## Task directions:
Please print the data shown below without any alteration.

** Supplied material follows **

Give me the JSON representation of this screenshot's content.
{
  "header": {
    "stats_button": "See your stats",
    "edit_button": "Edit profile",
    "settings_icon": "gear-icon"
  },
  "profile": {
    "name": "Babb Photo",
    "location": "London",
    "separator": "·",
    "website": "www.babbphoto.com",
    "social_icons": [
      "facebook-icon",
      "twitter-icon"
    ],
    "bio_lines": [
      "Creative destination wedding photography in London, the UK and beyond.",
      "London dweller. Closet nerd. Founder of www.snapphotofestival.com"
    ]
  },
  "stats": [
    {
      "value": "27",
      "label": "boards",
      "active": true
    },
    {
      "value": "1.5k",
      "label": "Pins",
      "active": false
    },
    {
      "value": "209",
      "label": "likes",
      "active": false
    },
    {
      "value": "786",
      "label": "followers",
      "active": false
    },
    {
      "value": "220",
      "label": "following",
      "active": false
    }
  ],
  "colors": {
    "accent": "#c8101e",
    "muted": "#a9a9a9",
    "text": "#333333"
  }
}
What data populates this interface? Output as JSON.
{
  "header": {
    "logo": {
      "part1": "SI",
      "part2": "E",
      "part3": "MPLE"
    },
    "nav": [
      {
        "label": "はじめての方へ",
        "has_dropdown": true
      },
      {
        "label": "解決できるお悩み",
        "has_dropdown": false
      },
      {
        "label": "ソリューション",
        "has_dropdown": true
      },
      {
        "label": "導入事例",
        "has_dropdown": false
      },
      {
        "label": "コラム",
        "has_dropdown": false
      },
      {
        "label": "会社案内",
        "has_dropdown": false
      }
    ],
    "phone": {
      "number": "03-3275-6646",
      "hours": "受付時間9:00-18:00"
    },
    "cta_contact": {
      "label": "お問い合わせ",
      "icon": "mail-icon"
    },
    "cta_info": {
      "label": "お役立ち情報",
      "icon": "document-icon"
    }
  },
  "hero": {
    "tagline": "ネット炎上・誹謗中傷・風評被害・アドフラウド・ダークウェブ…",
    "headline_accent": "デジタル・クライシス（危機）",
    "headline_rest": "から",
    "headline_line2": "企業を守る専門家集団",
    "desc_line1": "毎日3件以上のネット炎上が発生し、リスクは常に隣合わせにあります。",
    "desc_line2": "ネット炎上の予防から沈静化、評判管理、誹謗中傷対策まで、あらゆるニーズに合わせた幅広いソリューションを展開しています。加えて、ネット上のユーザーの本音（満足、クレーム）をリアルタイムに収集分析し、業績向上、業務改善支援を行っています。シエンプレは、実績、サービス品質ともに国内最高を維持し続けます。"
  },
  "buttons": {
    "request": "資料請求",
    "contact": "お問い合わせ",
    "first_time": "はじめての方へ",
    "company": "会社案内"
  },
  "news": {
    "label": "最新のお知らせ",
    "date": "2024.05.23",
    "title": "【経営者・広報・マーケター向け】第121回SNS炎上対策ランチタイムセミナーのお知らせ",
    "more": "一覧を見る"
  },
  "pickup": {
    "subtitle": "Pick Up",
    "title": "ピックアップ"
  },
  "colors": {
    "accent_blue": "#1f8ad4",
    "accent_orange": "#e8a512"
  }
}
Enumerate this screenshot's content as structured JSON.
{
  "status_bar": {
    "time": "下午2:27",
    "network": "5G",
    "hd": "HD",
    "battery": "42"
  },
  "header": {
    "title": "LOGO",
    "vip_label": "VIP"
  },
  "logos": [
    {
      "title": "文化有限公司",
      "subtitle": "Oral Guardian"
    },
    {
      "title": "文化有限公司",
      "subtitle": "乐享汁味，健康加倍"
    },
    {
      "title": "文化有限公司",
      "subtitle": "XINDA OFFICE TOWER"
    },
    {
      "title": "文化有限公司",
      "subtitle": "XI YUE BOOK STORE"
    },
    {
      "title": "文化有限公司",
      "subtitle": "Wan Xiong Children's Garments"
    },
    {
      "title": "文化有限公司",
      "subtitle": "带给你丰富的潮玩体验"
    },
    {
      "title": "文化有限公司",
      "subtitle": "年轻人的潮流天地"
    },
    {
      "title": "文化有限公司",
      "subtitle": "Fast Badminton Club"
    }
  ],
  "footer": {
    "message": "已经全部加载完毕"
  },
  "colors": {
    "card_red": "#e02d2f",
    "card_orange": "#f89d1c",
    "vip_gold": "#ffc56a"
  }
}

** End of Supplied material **

## Written solution:
Give me the JSON representation of this screenshot's content.
{
  "header": {
    "stats_button": "See your stats",
    "edit_button": "Edit profile",
    "settings_icon": "gear-icon"
  },
  "profile": {
    "name": "Babb Photo",
    "location": "London",
    "separator": "·",
    "website": "www.babbphoto.com",
    "social_icons": [
      "facebook-icon",
      "twitter-icon"
    ],
    "bio_lines": [
      "Creative destination wedding photography in London, the UK and beyond.",
      "London dweller. Closet nerd. Founder of www.snapphotofestival.com"
    ]
  },
  "stats": [
    {
      "value": "27",
      "label": "boards",
      "active": true
    },
    {
      "value": "1.5k",
      "label": "Pins",
      "active": false
    },
    {
      "value": "209",
      "label": "likes",
      "active": false
    },
    {
      "value": "786",
      "label": "followers",
      "active": false
    },
    {
      "value": "220",
      "label": "following",
      "active": false
    }
  ],
  "colors": {
    "accent": "#c8101e",
    "muted": "#a9a9a9",
    "text": "#333333"
  }
}
What data populates this interface? Output as JSON.
{
  "header": {
    "logo": {
      "part1": "SI",
      "part2": "E",
      "part3": "MPLE"
    },
    "nav": [
      {
        "label": "はじめての方へ",
        "has_dropdown": true
      },
      {
        "label": "解決できるお悩み",
        "has_dropdown": false
      },
      {
        "label": "ソリューション",
        "has_dropdown": true
      },
      {
        "label": "導入事例",
        "has_dropdown": false
      },
      {
        "label": "コラム",
        "has_dropdown": false
      },
      {
        "label": "会社案内",
        "has_dropdown": false
      }
    ],
    "phone": {
      "number": "03-3275-6646",
      "hours": "受付時間9:00-18:00"
    },
    "cta_contact": {
      "label": "お問い合わせ",
      "icon": "mail-icon"
    },
    "cta_info": {
      "label": "お役立ち情報",
      "icon": "document-icon"
    }
  },
  "hero": {
    "tagline": "ネット炎上・誹謗中傷・風評被害・アドフラウド・ダークウェブ…",
    "headline_accent": "デジタル・クライシス（危機）",
    "headline_rest": "から",
    "headline_line2": "企業を守る専門家集団",
    "desc_line1": "毎日3件以上のネット炎上が発生し、リスクは常に隣合わせにあります。",
    "desc_line2": "ネット炎上の予防から沈静化、評判管理、誹謗中傷対策まで、あらゆるニーズに合わせた幅広いソリューションを展開しています。加えて、ネット上のユーザーの本音（満足、クレーム）をリアルタイムに収集分析し、業績向上、業務改善支援を行っています。シエンプレは、実績、サービス品質ともに国内最高を維持し続けます。"
  },
  "buttons": {
    "request": "資料請求",
    "contact": "お問い合わせ",
    "first_time": "はじめての方へ",
    "company": "会社案内"
  },
  "news": {
    "label": "最新のお知らせ",
    "date": "2024.05.23",
    "title": "【経営者・広報・マーケター向け】第121回SNS炎上対策ランチタイムセミナーのお知らせ",
    "more": "一覧を見る"
  },
  "pickup": {
    "subtitle": "Pick Up",
    "title": "ピックアップ"
  },
  "colors": {
    "accent_blue": "#1f8ad4",
    "accent_orange": "#e8a512"
  }
}
Enumerate this screenshot's content as structured JSON.
{
  "status_bar": {
    "time": "下午2:27",
    "network": "5G",
    "hd": "HD",
    "battery": "42"
  },
  "header": {
    "title": "LOGO",
    "vip_label": "VIP"
  },
  "logos": [
    {
      "title": "文化有限公司",
      "subtitle": "Oral Guardian"
    },
    {
      "title": "文化有限公司",
      "subtitle": "乐享汁味，健康加倍"
    },
    {
      "title": "文化有限公司",
      "subtitle": "XINDA OFFICE TOWER"
    },
    {
      "title": "文化有限公司",
      "subtitle": "XI YUE BOOK STORE"
    },
    {
      "title": "文化有限公司",
      "subtitle": "Wan Xiong Children's Garments"
    },
    {
      "title": "文化有限公司",
      "subtitle": "带给你丰富的潮玩体验"
    },
    {
      "title": "文化有限公司",
      "subtitle": "年轻人的潮流天地"
    },
    {
      "title": "文化有限公司",
      "subtitle": "Fast Badminton Club"
    }
  ],
  "footer": {
    "message": "已经全部加载完毕"
  },
  "colors": {
    "card_red": "#e02d2f",
    "card_orange": "#f89d1c",
    "vip_gold": "#ffc56a"
  }
}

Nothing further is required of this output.